Captain Sam Warburton has an emphatic message for his Welsh squad ahead of their June visit to play the All Blacks.

No one, he warns, should be fooled by the hosts' loss of senior players for the three test series.

The All Blacks may have shed the enormous experience of Richie McCaw, Daniel Carter, Ma'a Nonu, Conrad Smith, Tony Woodcock, Keven Mealamu and Ben Franks but they had an extensive replacement pool.

"People say they have lost X amount of players, but while they might lose experience they will never lose talent," Warburton told Wales Online.


"The difference with New Zealand to any other country is the strength in depth and quality of player they have got.

"That's not trying to take pressure off ourselves, but I've just seen it many times when we've played them. They've had one or two guys missing and suddenly someone steps up from nowhere and they are an unbelievable player."

The All Blacks reservoir of talent meant Wales' ambitions about breaking their extended losing streak to the All Blacks remained as tough as ever.

Warburton missed large chunks of rugby through and around the Six Nations so is feeling primed for the tail-end of his domestic rugby before he hopes to be on the tour to New Zealand.

"My body doesn't feel like it's April because I had that two-month lay-off," he said.

"I haven't played the rugby that a lot of guys have played coming into this stage of the season, so my body feels fine. The thought of going on the summer tour, if selected, doesn't daunt me at all.

"People say it's three tests against New Zealand, but that's three opportunities to get a win against someone that Wales haven't beaten for more than 60 years.

"It's not been on any Welsh player's CV for a long, long time, so it's an amazing opportunity more than anything. You know you can go out there and give it everything because after that you've got the best of four or five weeks off to do absolutely nothing."


Warburton said there would be no excuses. Some players would be missing because of injury but that was the same on every rugby tour.

This was a three test trip Wales had to front for and he was sure those picked would be amped about that opportunity.

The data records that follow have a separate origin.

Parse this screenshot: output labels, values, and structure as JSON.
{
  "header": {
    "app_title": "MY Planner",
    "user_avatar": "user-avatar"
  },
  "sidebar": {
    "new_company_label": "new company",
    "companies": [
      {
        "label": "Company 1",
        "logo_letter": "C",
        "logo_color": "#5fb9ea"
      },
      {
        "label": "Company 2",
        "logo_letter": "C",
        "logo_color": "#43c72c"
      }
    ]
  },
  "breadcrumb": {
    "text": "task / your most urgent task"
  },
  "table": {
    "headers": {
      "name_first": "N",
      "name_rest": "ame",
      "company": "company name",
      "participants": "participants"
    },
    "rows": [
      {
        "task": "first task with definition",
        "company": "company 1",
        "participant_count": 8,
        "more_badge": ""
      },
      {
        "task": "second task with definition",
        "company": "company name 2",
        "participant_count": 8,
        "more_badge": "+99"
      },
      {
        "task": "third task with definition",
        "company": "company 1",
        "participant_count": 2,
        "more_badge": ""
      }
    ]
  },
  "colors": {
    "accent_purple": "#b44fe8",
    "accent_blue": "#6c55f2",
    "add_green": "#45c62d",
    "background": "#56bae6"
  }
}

Warburton felt he had chased some form in the Six Nations. It didn't quite happen for him.

"They were ok games. I didn't play poorly, but I didn't set the world alight and I didn't make the influence I wanted to," he said.

Two months from now Warburton wants that to change.